[WHAT IS NEEDED]
Each line in the records that mentions the word "heading" needs to be listed.

[EXTRACTED RECORDS]
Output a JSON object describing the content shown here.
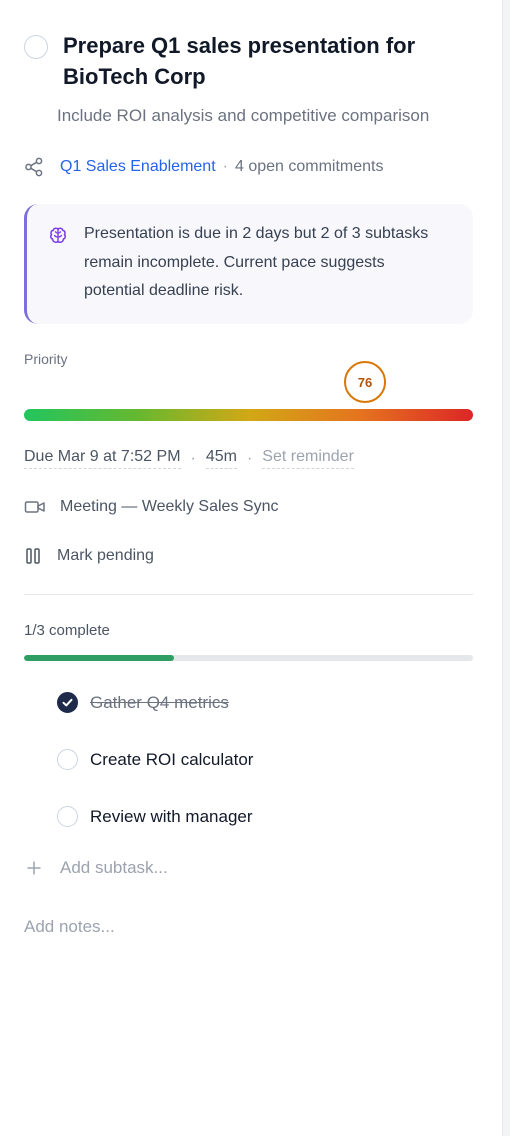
{
  "task": {
    "title": "Prepare Q1 sales presentation for BioTech Corp",
    "description": "Include ROI analysis and competitive comparison"
  },
  "project": {
    "name": "Q1 Sales Enablement",
    "separator": "·",
    "commitments": "4 open commitments"
  },
  "insight": {
    "text": "Presentation is due in 2 days but 2 of 3 subtasks remain incomplete. Current pace suggests potential deadline risk."
  },
  "priority": {
    "label": "Priority",
    "score": "76",
    "value": 76,
    "scale_colors": [
      "#22c55e",
      "#d1a815",
      "#dc2626"
    ]
  },
  "schedule": {
    "due": "Due Mar 9 at 7:52 PM",
    "separator": "·",
    "duration": "45m",
    "reminder": "Set reminder"
  },
  "meeting": {
    "label": "Meeting — Weekly Sales Sync",
    "icon": "video-camera-icon"
  },
  "status": {
    "label": "Mark pending",
    "icon": "pause-icon"
  },
  "progress": {
    "label": "1/3 complete",
    "fraction": 0.3333
  },
  "subtasks": [
    {
      "label": "Gather Q4 metrics",
      "done": true
    },
    {
      "label": "Create ROI calculator",
      "done": false
    },
    {
      "label": "Review with manager",
      "done": false
    }
  ],
  "add_subtask": {
    "placeholder": "Add subtask..."
  },
  "notes": {
    "placeholder": "Add notes..."
  }
}
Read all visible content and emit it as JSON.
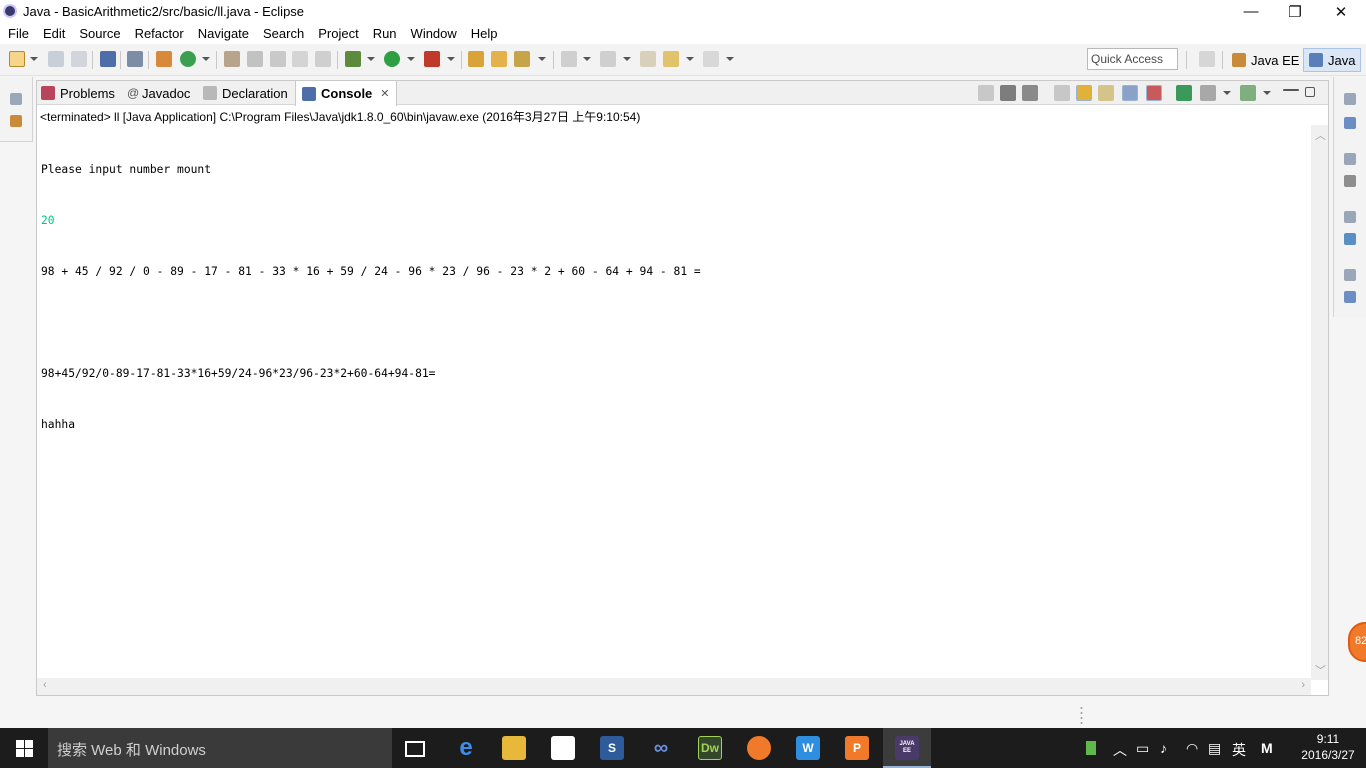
{
  "window": {
    "title": "Java - BasicArithmetic2/src/basic/ll.java - Eclipse",
    "minimize_glyph": "—",
    "restore_glyph": "❐",
    "close_glyph": "✕"
  },
  "menu": [
    "File",
    "Edit",
    "Source",
    "Refactor",
    "Navigate",
    "Search",
    "Project",
    "Run",
    "Window",
    "Help"
  ],
  "toolbar": {
    "quick_access_placeholder": "Quick Access",
    "perspectives": [
      {
        "label": "Java EE",
        "active": false
      },
      {
        "label": "Java",
        "active": true
      }
    ]
  },
  "tabs": [
    {
      "label": "Problems",
      "icon": "problems-icon",
      "active": false
    },
    {
      "label": "Javadoc",
      "icon": "at-icon",
      "active": false
    },
    {
      "label": "Declaration",
      "icon": "declaration-icon",
      "active": false
    },
    {
      "label": "Console",
      "icon": "console-icon",
      "active": true,
      "close_glyph": "✕"
    }
  ],
  "console": {
    "status": "<terminated> ll [Java Application] C:\\Program Files\\Java\\jdk1.8.0_60\\bin\\javaw.exe (2016年3月27日 上午9:10:54)",
    "lines": [
      {
        "text": "Please input number mount",
        "color": "#000000"
      },
      {
        "text": "20",
        "color": "#00c87d"
      },
      {
        "text": "98 + 45 / 92 / 0 - 89 - 17 - 81 - 33 * 16 + 59 / 24 - 96 * 23 / 96 - 23 * 2 + 60 - 64 + 94 - 81 =",
        "color": "#000000"
      },
      {
        "text": "",
        "color": "#000000"
      },
      {
        "text": "98+45/92/0-89-17-81-33*16+59/24-96*23/96-23*2+60-64+94-81=",
        "color": "#000000"
      },
      {
        "text": "hahha",
        "color": "#000000"
      }
    ]
  },
  "taskbar": {
    "search_placeholder": "搜索 Web 和 Windows",
    "apps": [
      {
        "name": "task-view-icon",
        "label": ""
      },
      {
        "name": "edge-icon",
        "label": "e"
      },
      {
        "name": "file-explorer-icon",
        "label": ""
      },
      {
        "name": "store-icon",
        "label": ""
      },
      {
        "name": "s-app-icon",
        "label": "S"
      },
      {
        "name": "infinity-app-icon",
        "label": "∞"
      },
      {
        "name": "dreamweaver-icon",
        "label": "Dw"
      },
      {
        "name": "orange-app-icon",
        "label": ""
      },
      {
        "name": "wps-writer-icon",
        "label": "W"
      },
      {
        "name": "wps-presentation-icon",
        "label": "P"
      },
      {
        "name": "eclipse-taskbar-icon",
        "label": "JAVA EE"
      }
    ],
    "ime_label": "英",
    "ime_mode": "M",
    "clock_time": "9:11",
    "clock_date": "2016/3/27"
  },
  "badge_text": "82",
  "colors": {
    "taskbar": "#1c1c1c",
    "console_input": "#00c87d",
    "accent": "#3a6ea5"
  }
}
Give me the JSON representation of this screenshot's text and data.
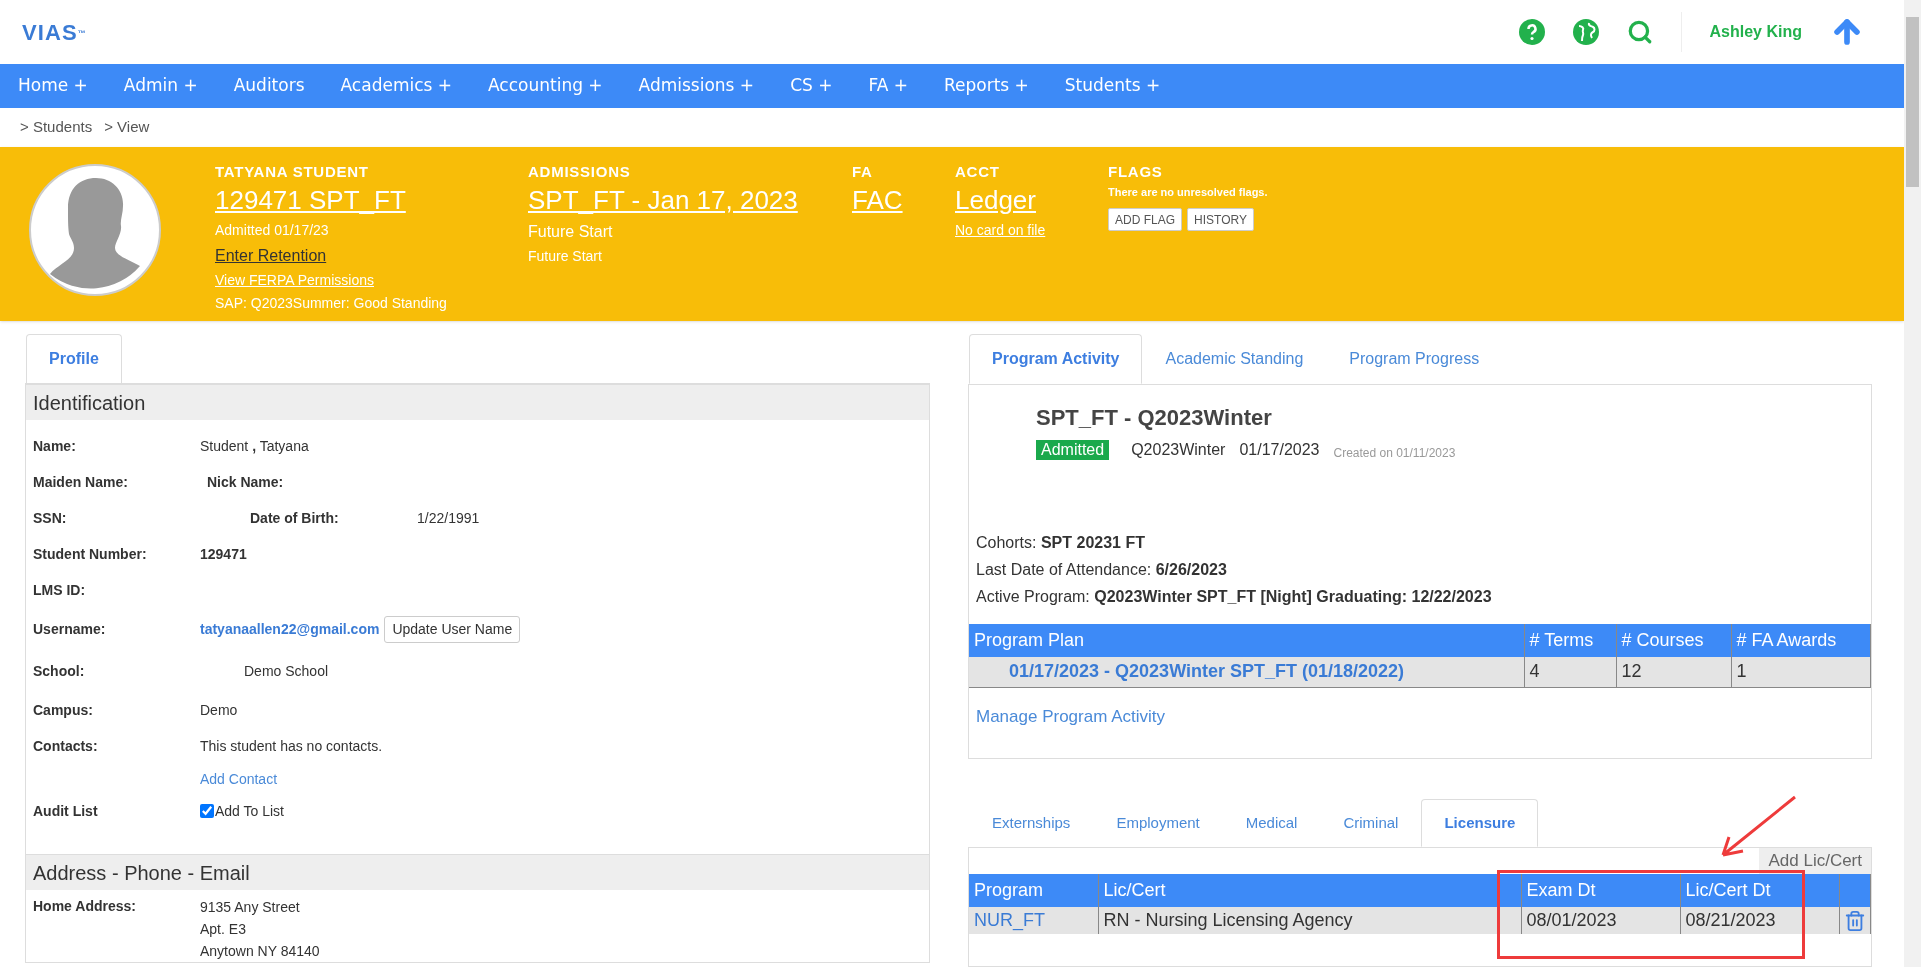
{
  "header": {
    "logo": "VIAS",
    "logo_mark": "™",
    "user_name": "Ashley King"
  },
  "nav": [
    "Home +",
    "Admin +",
    "Auditors",
    "Academics +",
    "Accounting +",
    "Admissions +",
    "CS +",
    "FA +",
    "Reports +",
    "Students +"
  ],
  "breadcrumb": [
    "> Students",
    "> View"
  ],
  "banner": {
    "student": {
      "heading": "TATYANA STUDENT",
      "link": "129471 SPT_FT",
      "admitted": "Admitted 01/17/23",
      "retention_link": "Enter Retention",
      "ferpa_link": "View FERPA Permissions",
      "sap": "SAP: Q2023Summer: Good Standing"
    },
    "admissions": {
      "heading": "ADMISSIONS",
      "link": "SPT_FT - Jan 17, 2023",
      "status": "Future Start",
      "substatus": "Future Start"
    },
    "fa": {
      "heading": "FA",
      "link": "FAC"
    },
    "acct": {
      "heading": "ACCT",
      "link": "Ledger",
      "card_link": "No card on file"
    },
    "flags": {
      "heading": "FLAGS",
      "message": "There are no unresolved flags.",
      "buttons": [
        "ADD FLAG",
        "HISTORY"
      ]
    }
  },
  "profile": {
    "tabs": [
      {
        "label": "Profile",
        "selected": true
      }
    ],
    "identification": {
      "title": "Identification",
      "name": {
        "label": "Name:",
        "value": "Student **,** Tatyana"
      },
      "maiden": {
        "label": "Maiden Name:"
      },
      "nick": {
        "label": "Nick Name:"
      },
      "ssn": {
        "label": "SSN:"
      },
      "dob": {
        "label": "Date of Birth:",
        "value": "1/22/1991"
      },
      "student_number": {
        "label": "Student Number:",
        "value": "129471"
      },
      "lms": {
        "label": "LMS ID:"
      },
      "username": {
        "label": "Username:",
        "value": "tatyanaallen22@gmail.com",
        "button": "Update User Name"
      },
      "school": {
        "label": "School:",
        "value": "Demo School"
      },
      "campus": {
        "label": "Campus:",
        "value": "Demo"
      },
      "contacts": {
        "label": "Contacts:",
        "value": "This student has no contacts.",
        "link": "Add Contact"
      },
      "audit": {
        "label": "Audit List",
        "checkbox_label": "Add To List",
        "checked": true
      }
    },
    "address": {
      "title": "Address - Phone - Email",
      "home_label": "Home Address:",
      "home_lines": [
        "9135 Any Street",
        "Apt. E3",
        "Anytown NY 84140"
      ]
    }
  },
  "program": {
    "tabs": [
      {
        "label": "Program Activity",
        "selected": true
      },
      {
        "label": "Academic Standing",
        "selected": false
      },
      {
        "label": "Program Progress",
        "selected": false
      }
    ],
    "title": "SPT_FT - Q2023Winter",
    "badge": "Admitted",
    "term": "Q2023Winter",
    "date": "01/17/2023",
    "created": "Created on 01/11/2023",
    "details": [
      {
        "label": "Cohorts: ",
        "value": "SPT 20231 FT"
      },
      {
        "label": "Last Date of Attendance: ",
        "value": "6/26/2023"
      },
      {
        "label": "Active Program: ",
        "value": "Q2023Winter SPT_FT [Night] Graduating: 12/22/2023"
      }
    ],
    "plan_table": {
      "columns": [
        "Program Plan",
        "# Terms",
        "# Courses",
        "# FA Awards"
      ],
      "rows": [
        [
          "01/17/2023 - Q2023Winter SPT_FT (01/18/2022)",
          "4",
          "12",
          "1"
        ]
      ]
    },
    "manage_link": "Manage Program Activity"
  },
  "records": {
    "tabs": [
      {
        "label": "Externships",
        "selected": false
      },
      {
        "label": "Employment",
        "selected": false
      },
      {
        "label": "Medical",
        "selected": false
      },
      {
        "label": "Criminal",
        "selected": false
      },
      {
        "label": "Licensure",
        "selected": true
      }
    ],
    "add_link": "Add Lic/Cert",
    "table": {
      "columns": [
        "Program",
        "Lic/Cert",
        "Exam Dt",
        "Lic/Cert Dt"
      ],
      "rows": [
        [
          "NUR_FT",
          "RN - Nursing Licensing Agency",
          "08/01/2023",
          "08/21/2023"
        ]
      ]
    }
  }
}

[EXPECTED OUTPUT]
      "heading": "TATYANA STUDENT",
      "heading": "ADMISSIONS",
      "heading": "FA",
      "heading": "ACCT",
      "heading": "FLAGS",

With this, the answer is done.